WHAT THE EXERCISE ASKS: Wherever the word "screenshot" appears in a line of the records, copy that line.

DATA FOR THIS EXERCISE:

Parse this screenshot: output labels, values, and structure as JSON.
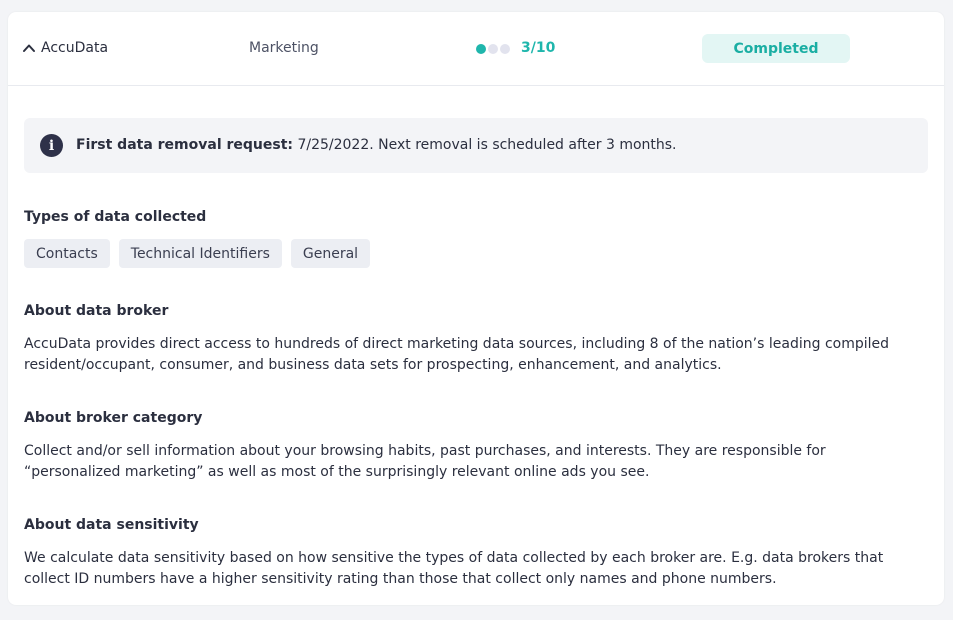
{
  "broker": {
    "name": "AccuData",
    "category": "Marketing",
    "sensitivity": {
      "label": "3/10",
      "level": 1,
      "total_dots": 3
    },
    "status": "Completed"
  },
  "info": {
    "label": "First data removal request:",
    "text": " 7/25/2022. Next removal is scheduled after 3 months."
  },
  "data_types": {
    "title": "Types of data collected",
    "tags": [
      "Contacts",
      "Technical Identifiers",
      "General"
    ]
  },
  "about_broker": {
    "title": "About data broker",
    "text": "AccuData provides direct access to hundreds of direct marketing data sources, including 8 of the nation’s leading compiled resident/occupant, consumer, and business data sets for prospecting, enhancement, and analytics."
  },
  "about_category": {
    "title": "About broker category",
    "text": "Collect and/or sell information about your browsing habits, past purchases, and interests. They are responsible for “personalized marketing” as well as most of the surprisingly relevant online ads you see."
  },
  "about_sensitivity": {
    "title": "About data sensitivity",
    "text": "We calculate data sensitivity based on how sensitive the types of data collected by each broker are. E.g. data brokers that collect ID numbers have a higher sensitivity rating than those that collect only names and phone numbers."
  },
  "colors": {
    "accent": "#1fb6ac",
    "dot_inactive": "#e2e3ee",
    "badge_bg": "#e3f6f4"
  },
  "icons": {
    "collapse": "chevron-up-icon",
    "info": "info-icon"
  }
}
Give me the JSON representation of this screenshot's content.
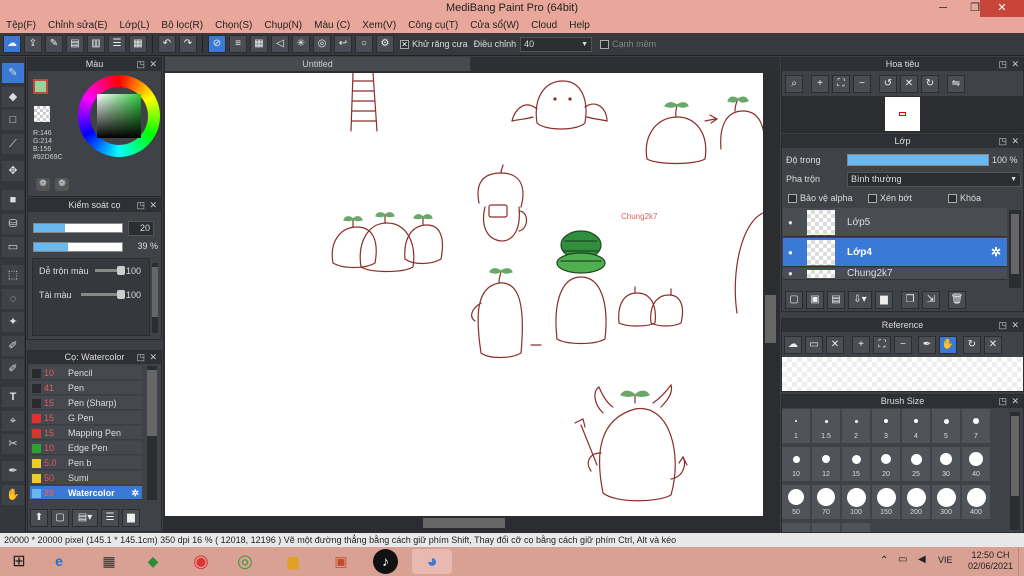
{
  "window": {
    "title": "MediBang Paint Pro (64bit)",
    "minimize": "─",
    "maximize": "❐",
    "close": "✕"
  },
  "menu": [
    "Tệp(F)",
    "Chỉnh sửa(E)",
    "Lớp(L)",
    "Bộ lọc(R)",
    "Chọn(S)",
    "Chụp(N)",
    "Màu (C)",
    "Xem(V)",
    "Công cụ(T)",
    "Cửa sổ(W)",
    "Cloud",
    "Help"
  ],
  "toolbar": {
    "antialias_label": "Khử răng cưa",
    "adjust_label": "Điều chỉnh",
    "adjust_value": "40",
    "smooth_label": "Cạnh mềm"
  },
  "color_panel": {
    "title": "Màu",
    "r": "R:146",
    "g": "G:214",
    "b": "B:156",
    "hex": "#92D69C"
  },
  "brush_control": {
    "title": "Kiểm soát cọ",
    "size": "20",
    "opacity": "39 %",
    "blend_label": "Dễ trộn màu",
    "blend_value": "100",
    "ink_label": "Tải màu",
    "ink_value": "100"
  },
  "brush_list": {
    "title": "Cọ: Watercolor",
    "items": [
      {
        "num": "10",
        "name": "Pencil",
        "color": "#2a2a2a"
      },
      {
        "num": "41",
        "name": "Pen",
        "color": "#2a2a2a"
      },
      {
        "num": "15",
        "name": "Pen (Sharp)",
        "color": "#2a2a2a"
      },
      {
        "num": "15",
        "name": "G Pen",
        "color": "#e03030"
      },
      {
        "num": "15",
        "name": "Mapping Pen",
        "color": "#e03030"
      },
      {
        "num": "10",
        "name": "Edge Pen",
        "color": "#30a030"
      },
      {
        "num": "5.0",
        "name": "Pen b",
        "color": "#e8d020"
      },
      {
        "num": "50",
        "name": "Sumi",
        "color": "#e8d020"
      },
      {
        "num": "20",
        "name": "Watercolor",
        "color": "#6ab8f0"
      }
    ]
  },
  "canvas": {
    "tab": "Untitled",
    "watermark": "Chung2k7"
  },
  "navigator": {
    "title": "Hoa tiêu"
  },
  "layers": {
    "title": "Lớp",
    "opacity_label": "Độ trong",
    "opacity_value": "100 %",
    "blend_label": "Pha trộn",
    "blend_value": "Bình thường",
    "protect_alpha": "Bảo vệ alpha",
    "clip": "Xén bớt",
    "lock": "Khóa",
    "items": [
      {
        "name": "Lớp5",
        "selected": false
      },
      {
        "name": "Lớp4",
        "selected": true
      },
      {
        "name": "Chung2k7",
        "selected": false
      }
    ]
  },
  "reference": {
    "title": "Reference"
  },
  "brush_size": {
    "title": "Brush Size",
    "sizes": [
      "1",
      "1.5",
      "2",
      "3",
      "4",
      "5",
      "7",
      "10",
      "12",
      "15",
      "20",
      "25",
      "30",
      "40",
      "50",
      "70",
      "100",
      "150",
      "200",
      "300",
      "400"
    ]
  },
  "status": {
    "text": "20000 * 20000 pixel   (145.1 * 145.1cm)   350 dpi   16 %   ( 12018, 12196 )   Vẽ một đường thẳng bằng cách giữ phím Shift, Thay đổi cỡ cọ bằng cách giữ phím Ctrl, Alt và kéo"
  },
  "taskbar": {
    "lang": "VIE",
    "time": "12:50 CH",
    "date": "02/06/2021"
  }
}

WRITTEN SOLUTION:
Parse this screenshot: output labels, values, and structure as JSON.
Give me the JSON representation of this screenshot's content.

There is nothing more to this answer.